Mary Killen Mary Killen

Dear Mary | 4 February 2012

Q. We have a friend in her late sixties who has been a widow for ten years. Over that period of time we have asked her to many social occasions at our home. She has never asked us to her house. It’s reached a stage where we are starting to feel that maybe we shouldn’t ask her again. Do you have any ideas as to how we could resolve this problem?
– P.H., Wiltshire

A. Yes, but first let’s look at the likely reasons for her failure to reciprocate. One: you have a large, beautiful house, whereas she has a small grotty one and wrongly assumes you would not want a return match. Two: secretly her house is stuffed with treasures. People would talk if they saw them so she keeps them out for security reasons. Three: she is neurotic about money or mad. However, if she did not enjoy your company she would not continue to accept your invitations, and you presumably must enjoy hers? You might solve the mystery by seating her next to a plant who confides, ‘I love coming here, but I do feel guilty because I never have them back. How about you?’
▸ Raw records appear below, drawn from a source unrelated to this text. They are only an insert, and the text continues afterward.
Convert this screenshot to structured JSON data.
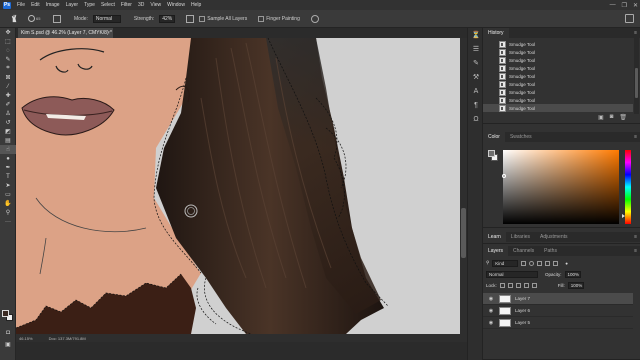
{
  "app": {
    "logo_text": "Ps",
    "menu": [
      "File",
      "Edit",
      "Image",
      "Layer",
      "Type",
      "Select",
      "Filter",
      "3D",
      "View",
      "Window",
      "Help"
    ],
    "window_controls": {
      "minimize": "—",
      "restore": "❐",
      "close": "✕"
    }
  },
  "options_bar": {
    "brush_size": "65",
    "mode_label": "Mode:",
    "mode_value": "Normal",
    "strength_label": "Strength:",
    "strength_value": "42%",
    "sample_all_layers": "Sample All Layers",
    "finger_painting": "Finger Painting"
  },
  "document": {
    "tab_title": "Kim S.psd @ 46.2% (Layer 7, CMYK/8) *",
    "close": "×"
  },
  "status": {
    "zoom": "46.15%",
    "doc_size": "Doc: 137.3M/791.8M"
  },
  "history": {
    "tab_label": "History",
    "items": [
      "Smudge Tool",
      "Smudge Tool",
      "Smudge Tool",
      "Smudge Tool",
      "Smudge Tool",
      "Smudge Tool",
      "Smudge Tool",
      "Smudge Tool",
      "Smudge Tool"
    ],
    "selected_index": 8
  },
  "color": {
    "tabs": [
      "Color",
      "Swatches"
    ],
    "hue_color": "#ff7a00",
    "foreground": "#6d6d6d",
    "background": "#f2f2f2"
  },
  "learn_tabs": [
    "Learn",
    "Libraries",
    "Adjustments"
  ],
  "layers": {
    "tabs": [
      "Layers",
      "Channels",
      "Paths"
    ],
    "filter_placeholder": "Kind",
    "blend_mode": "Normal",
    "opacity_label": "Opacity:",
    "opacity_value": "100%",
    "lock_label": "Lock:",
    "fill_label": "Fill:",
    "fill_value": "100%",
    "items": [
      {
        "name": "Layer 7",
        "visible": true,
        "selected": true
      },
      {
        "name": "Layer 6",
        "visible": true,
        "selected": false
      },
      {
        "name": "Layer 5",
        "visible": true,
        "selected": false
      }
    ]
  },
  "colors": {
    "skin": "#dca286",
    "hair": "#2c1e17",
    "lips": "#8d5a58",
    "canvas_bg": "#d0d0d0"
  }
}
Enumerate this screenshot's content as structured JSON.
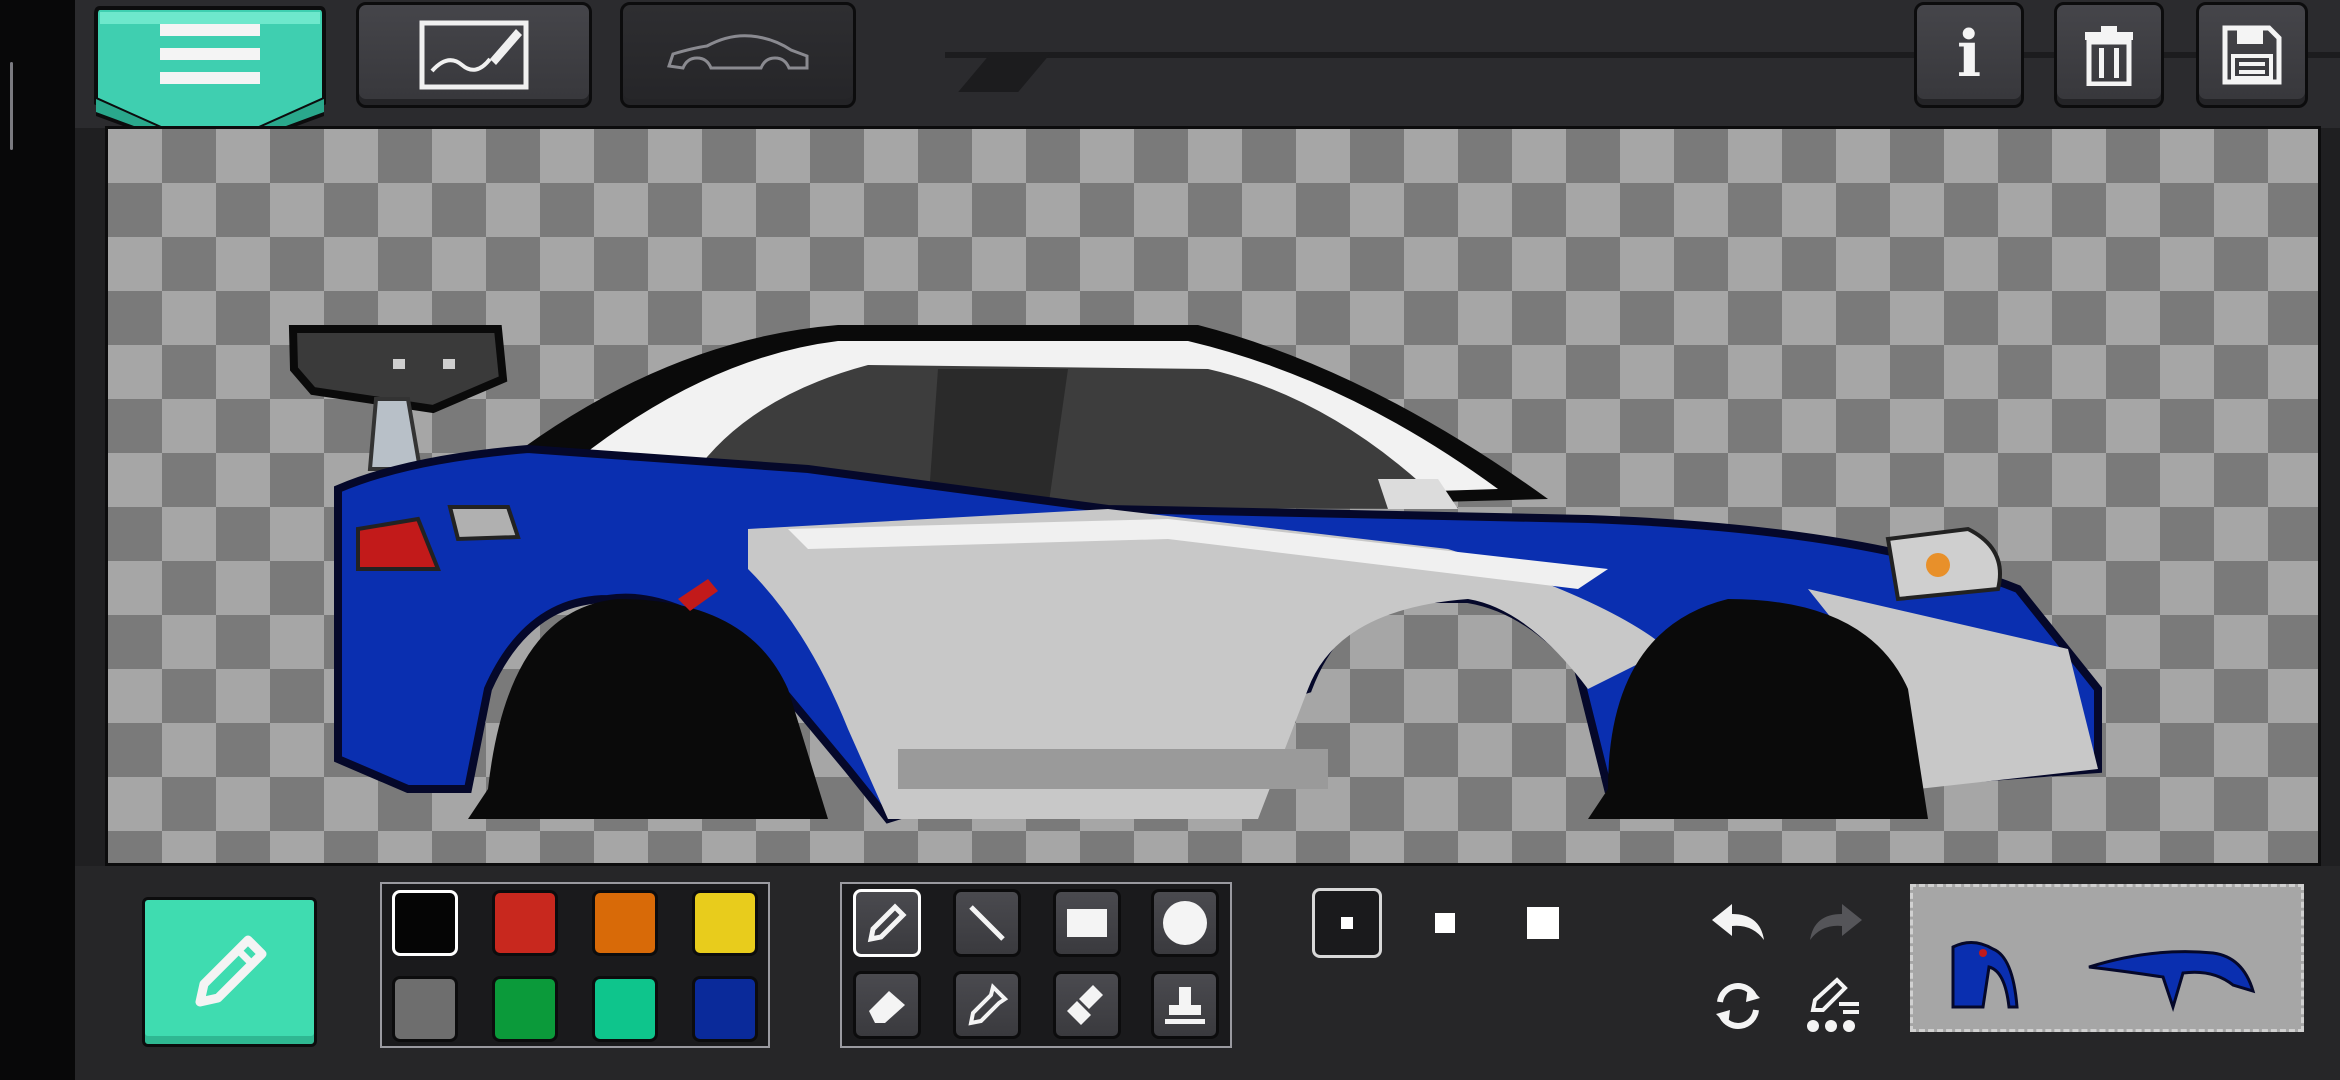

Q. I am going down to Bristol to help organise my younger brother’s birthday party and cook for it. It has got to be a ‘bring a bottle’ party but I would like to stop his student friends from bringing quantity rather than quality. Is it acceptable to say on the (emailed) invitation ‘bring a (reasonable quality) bottle’?
— G.N.P., Norwich

A. No. This would alienate the chippy. Simply achieve the desired results by lethargy selling.

Already a subscriber? Log in

Keep reading with a free trial

Subscribe and get your first month of online and app access for free. After that it’s just £1 a week.

There’s no commitment, you can cancel any time.


Unlock more articles



Don't miss out

Join the conversation with other Spectator readers. Subscribe to leave a comment.

Already a subscriber? Log in